## Task description
Word for word, copy the records that follow.
== The input
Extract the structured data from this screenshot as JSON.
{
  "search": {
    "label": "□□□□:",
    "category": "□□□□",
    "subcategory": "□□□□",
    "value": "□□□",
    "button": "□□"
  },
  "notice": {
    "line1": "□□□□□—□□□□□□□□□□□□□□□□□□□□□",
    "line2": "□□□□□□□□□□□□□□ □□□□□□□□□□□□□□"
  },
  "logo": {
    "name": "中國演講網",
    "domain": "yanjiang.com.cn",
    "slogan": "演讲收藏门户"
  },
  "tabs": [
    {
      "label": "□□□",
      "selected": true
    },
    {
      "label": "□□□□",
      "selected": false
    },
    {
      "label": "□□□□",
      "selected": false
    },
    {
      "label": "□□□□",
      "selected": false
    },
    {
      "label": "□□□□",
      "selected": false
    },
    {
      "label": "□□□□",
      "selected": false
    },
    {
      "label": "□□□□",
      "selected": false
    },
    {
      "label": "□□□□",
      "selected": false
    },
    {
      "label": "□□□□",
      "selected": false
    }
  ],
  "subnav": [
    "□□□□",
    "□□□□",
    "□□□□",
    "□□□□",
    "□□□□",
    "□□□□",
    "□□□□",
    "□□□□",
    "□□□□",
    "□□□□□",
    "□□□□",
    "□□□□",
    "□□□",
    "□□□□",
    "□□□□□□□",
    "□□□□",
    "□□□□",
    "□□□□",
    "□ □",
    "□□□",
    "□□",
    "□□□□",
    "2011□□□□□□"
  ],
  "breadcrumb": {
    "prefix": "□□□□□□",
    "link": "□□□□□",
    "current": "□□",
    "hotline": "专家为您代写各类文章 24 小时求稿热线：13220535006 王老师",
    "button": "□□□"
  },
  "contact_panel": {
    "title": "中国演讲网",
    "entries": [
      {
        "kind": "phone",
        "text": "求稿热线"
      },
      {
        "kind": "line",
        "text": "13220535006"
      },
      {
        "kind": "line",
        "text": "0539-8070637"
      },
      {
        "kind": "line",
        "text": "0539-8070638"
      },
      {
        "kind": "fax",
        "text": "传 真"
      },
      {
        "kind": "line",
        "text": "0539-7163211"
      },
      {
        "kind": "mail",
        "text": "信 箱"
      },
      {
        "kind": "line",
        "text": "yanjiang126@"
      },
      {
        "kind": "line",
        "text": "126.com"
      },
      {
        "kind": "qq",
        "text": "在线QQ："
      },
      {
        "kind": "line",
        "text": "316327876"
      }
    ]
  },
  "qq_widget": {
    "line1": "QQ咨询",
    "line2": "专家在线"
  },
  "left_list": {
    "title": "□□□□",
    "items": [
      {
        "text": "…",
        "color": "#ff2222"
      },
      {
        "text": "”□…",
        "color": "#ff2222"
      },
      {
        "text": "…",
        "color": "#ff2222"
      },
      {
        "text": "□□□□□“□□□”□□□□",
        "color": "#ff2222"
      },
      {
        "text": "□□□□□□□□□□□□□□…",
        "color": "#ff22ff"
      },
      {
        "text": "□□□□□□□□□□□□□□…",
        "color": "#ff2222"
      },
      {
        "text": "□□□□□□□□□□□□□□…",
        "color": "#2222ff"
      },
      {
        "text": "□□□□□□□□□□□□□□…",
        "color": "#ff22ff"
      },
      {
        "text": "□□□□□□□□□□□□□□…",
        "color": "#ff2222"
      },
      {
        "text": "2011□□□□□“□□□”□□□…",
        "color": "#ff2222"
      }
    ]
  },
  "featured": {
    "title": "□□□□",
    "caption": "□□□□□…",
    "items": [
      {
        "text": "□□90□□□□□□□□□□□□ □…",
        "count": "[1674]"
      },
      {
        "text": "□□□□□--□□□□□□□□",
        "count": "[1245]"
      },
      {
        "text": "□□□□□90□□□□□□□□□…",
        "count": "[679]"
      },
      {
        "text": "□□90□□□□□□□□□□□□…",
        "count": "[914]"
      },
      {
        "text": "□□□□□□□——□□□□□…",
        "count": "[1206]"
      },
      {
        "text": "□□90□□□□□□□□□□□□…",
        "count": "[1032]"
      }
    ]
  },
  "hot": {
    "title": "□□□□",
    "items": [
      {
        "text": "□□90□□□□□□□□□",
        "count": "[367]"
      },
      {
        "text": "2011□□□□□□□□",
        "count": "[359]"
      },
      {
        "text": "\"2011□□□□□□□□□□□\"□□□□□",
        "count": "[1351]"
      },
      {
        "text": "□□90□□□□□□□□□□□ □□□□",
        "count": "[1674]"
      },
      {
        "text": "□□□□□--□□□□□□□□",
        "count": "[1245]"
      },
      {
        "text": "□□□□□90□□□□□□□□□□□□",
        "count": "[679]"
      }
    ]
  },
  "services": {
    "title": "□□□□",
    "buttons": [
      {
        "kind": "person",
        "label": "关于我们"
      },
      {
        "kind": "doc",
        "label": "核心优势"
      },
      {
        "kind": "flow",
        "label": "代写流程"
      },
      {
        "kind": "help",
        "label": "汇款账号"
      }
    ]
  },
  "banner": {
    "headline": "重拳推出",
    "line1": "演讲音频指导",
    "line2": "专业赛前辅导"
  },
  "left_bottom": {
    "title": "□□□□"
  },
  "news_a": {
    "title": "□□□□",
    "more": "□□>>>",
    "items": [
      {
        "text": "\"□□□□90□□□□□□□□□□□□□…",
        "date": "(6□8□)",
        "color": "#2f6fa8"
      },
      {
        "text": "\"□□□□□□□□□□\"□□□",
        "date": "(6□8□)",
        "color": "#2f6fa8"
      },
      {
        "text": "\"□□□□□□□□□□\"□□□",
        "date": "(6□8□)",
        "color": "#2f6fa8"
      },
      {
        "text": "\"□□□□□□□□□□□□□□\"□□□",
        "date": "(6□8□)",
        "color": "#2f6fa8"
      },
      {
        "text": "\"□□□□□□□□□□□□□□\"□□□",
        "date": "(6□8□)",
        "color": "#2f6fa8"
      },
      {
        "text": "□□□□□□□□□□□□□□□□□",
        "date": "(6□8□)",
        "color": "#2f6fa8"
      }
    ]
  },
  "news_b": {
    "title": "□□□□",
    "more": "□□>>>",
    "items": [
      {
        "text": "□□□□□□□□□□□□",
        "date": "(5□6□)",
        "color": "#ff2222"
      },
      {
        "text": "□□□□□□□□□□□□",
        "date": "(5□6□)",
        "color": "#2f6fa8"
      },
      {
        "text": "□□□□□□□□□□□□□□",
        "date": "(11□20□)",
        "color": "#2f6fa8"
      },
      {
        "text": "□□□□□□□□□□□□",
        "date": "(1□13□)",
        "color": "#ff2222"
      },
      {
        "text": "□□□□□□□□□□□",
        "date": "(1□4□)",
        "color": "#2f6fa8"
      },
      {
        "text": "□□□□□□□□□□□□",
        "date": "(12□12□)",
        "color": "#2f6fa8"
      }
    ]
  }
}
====
## Task result
Extract the structured data from this screenshot as JSON.
{
  "search": {
    "label": "□□□□:",
    "category": "□□□□",
    "subcategory": "□□□□",
    "value": "□□□",
    "button": "□□"
  },
  "notice": {
    "line1": "□□□□□—□□□□□□□□□□□□□□□□□□□□□",
    "line2": "□□□□□□□□□□□□□□ □□□□□□□□□□□□□□"
  },
  "logo": {
    "name": "中國演講網",
    "domain": "yanjiang.com.cn",
    "slogan": "演讲收藏门户"
  },
  "tabs": [
    {
      "label": "□□□",
      "selected": true
    },
    {
      "label": "□□□□",
      "selected": false
    },
    {
      "label": "□□□□",
      "selected": false
    },
    {
      "label": "□□□□",
      "selected": false
    },
    {
      "label": "□□□□",
      "selected": false
    },
    {
      "label": "□□□□",
      "selected": false
    },
    {
      "label": "□□□□",
      "selected": false
    },
    {
      "label": "□□□□",
      "selected": false
    },
    {
      "label": "□□□□",
      "selected": false
    }
  ],
  "subnav": [
    "□□□□",
    "□□□□",
    "□□□□",
    "□□□□",
    "□□□□",
    "□□□□",
    "□□□□",
    "□□□□",
    "□□□□",
    "□□□□□",
    "□□□□",
    "□□□□",
    "□□□",
    "□□□□",
    "□□□□□□□",
    "□□□□",
    "□□□□",
    "□□□□",
    "□ □",
    "□□□",
    "□□",
    "□□□□",
    "2011□□□□□□"
  ],
  "breadcrumb": {
    "prefix": "□□□□□□",
    "link": "□□□□□",
    "current": "□□",
    "hotline": "专家为您代写各类文章 24 小时求稿热线：13220535006 王老师",
    "button": "□□□"
  },
  "contact_panel": {
    "title": "中国演讲网",
    "entries": [
      {
        "kind": "phone",
        "text": "求稿热线"
      },
      {
        "kind": "line",
        "text": "13220535006"
      },
      {
        "kind": "line",
        "text": "0539-8070637"
      },
      {
        "kind": "line",
        "text": "0539-8070638"
      },
      {
        "kind": "fax",
        "text": "传 真"
      },
      {
        "kind": "line",
        "text": "0539-7163211"
      },
      {
        "kind": "mail",
        "text": "信 箱"
      },
      {
        "kind": "line",
        "text": "yanjiang126@"
      },
      {
        "kind": "line",
        "text": "126.com"
      },
      {
        "kind": "qq",
        "text": "在线QQ："
      },
      {
        "kind": "line",
        "text": "316327876"
      }
    ]
  },
  "qq_widget": {
    "line1": "QQ咨询",
    "line2": "专家在线"
  },
  "left_list": {
    "title": "□□□□",
    "items": [
      {
        "text": "…",
        "color": "#ff2222"
      },
      {
        "text": "”□…",
        "color": "#ff2222"
      },
      {
        "text": "…",
        "color": "#ff2222"
      },
      {
        "text": "□□□□□“□□□”□□□□",
        "color": "#ff2222"
      },
      {
        "text": "□□□□□□□□□□□□□□…",
        "color": "#ff22ff"
      },
      {
        "text": "□□□□□□□□□□□□□□…",
        "color": "#ff2222"
      },
      {
        "text": "□□□□□□□□□□□□□□…",
        "color": "#2222ff"
      },
      {
        "text": "□□□□□□□□□□□□□□…",
        "color": "#ff22ff"
      },
      {
        "text": "□□□□□□□□□□□□□□…",
        "color": "#ff2222"
      },
      {
        "text": "2011□□□□□“□□□”□□□…",
        "color": "#ff2222"
      }
    ]
  },
  "featured": {
    "title": "□□□□",
    "caption": "□□□□□…",
    "items": [
      {
        "text": "□□90□□□□□□□□□□□□ □…",
        "count": "[1674]"
      },
      {
        "text": "□□□□□--□□□□□□□□",
        "count": "[1245]"
      },
      {
        "text": "□□□□□90□□□□□□□□□…",
        "count": "[679]"
      },
      {
        "text": "□□90□□□□□□□□□□□□…",
        "count": "[914]"
      },
      {
        "text": "□□□□□□□——□□□□□…",
        "count": "[1206]"
      },
      {
        "text": "□□90□□□□□□□□□□□□…",
        "count": "[1032]"
      }
    ]
  },
  "hot": {
    "title": "□□□□",
    "items": [
      {
        "text": "□□90□□□□□□□□□",
        "count": "[367]"
      },
      {
        "text": "2011□□□□□□□□",
        "count": "[359]"
      },
      {
        "text": "\"2011□□□□□□□□□□□\"□□□□□",
        "count": "[1351]"
      },
      {
        "text": "□□90□□□□□□□□□□□ □□□□",
        "count": "[1674]"
      },
      {
        "text": "□□□□□--□□□□□□□□",
        "count": "[1245]"
      },
      {
        "text": "□□□□□90□□□□□□□□□□□□",
        "count": "[679]"
      }
    ]
  },
  "services": {
    "title": "□□□□",
    "buttons": [
      {
        "kind": "person",
        "label": "关于我们"
      },
      {
        "kind": "doc",
        "label": "核心优势"
      },
      {
        "kind": "flow",
        "label": "代写流程"
      },
      {
        "kind": "help",
        "label": "汇款账号"
      }
    ]
  },
  "banner": {
    "headline": "重拳推出",
    "line1": "演讲音频指导",
    "line2": "专业赛前辅导"
  },
  "left_bottom": {
    "title": "□□□□"
  },
  "news_a": {
    "title": "□□□□",
    "more": "□□>>>",
    "items": [
      {
        "text": "\"□□□□90□□□□□□□□□□□□□…",
        "date": "(6□8□)",
        "color": "#2f6fa8"
      },
      {
        "text": "\"□□□□□□□□□□\"□□□",
        "date": "(6□8□)",
        "color": "#2f6fa8"
      },
      {
        "text": "\"□□□□□□□□□□\"□□□",
        "date": "(6□8□)",
        "color": "#2f6fa8"
      },
      {
        "text": "\"□□□□□□□□□□□□□□\"□□□",
        "date": "(6□8□)",
        "color": "#2f6fa8"
      },
      {
        "text": "\"□□□□□□□□□□□□□□\"□□□",
        "date": "(6□8□)",
        "color": "#2f6fa8"
      },
      {
        "text": "□□□□□□□□□□□□□□□□□",
        "date": "(6□8□)",
        "color": "#2f6fa8"
      }
    ]
  },
  "news_b": {
    "title": "□□□□",
    "more": "□□>>>",
    "items": [
      {
        "text": "□□□□□□□□□□□□",
        "date": "(5□6□)",
        "color": "#ff2222"
      },
      {
        "text": "□□□□□□□□□□□□",
        "date": "(5□6□)",
        "color": "#2f6fa8"
      },
      {
        "text": "□□□□□□□□□□□□□□",
        "date": "(11□20□)",
        "color": "#2f6fa8"
      },
      {
        "text": "□□□□□□□□□□□□",
        "date": "(1□13□)",
        "color": "#ff2222"
      },
      {
        "text": "□□□□□□□□□□□",
        "date": "(1□4□)",
        "color": "#2f6fa8"
      },
      {
        "text": "□□□□□□□□□□□□",
        "date": "(12□12□)",
        "color": "#2f6fa8"
      }
    ]
  }
}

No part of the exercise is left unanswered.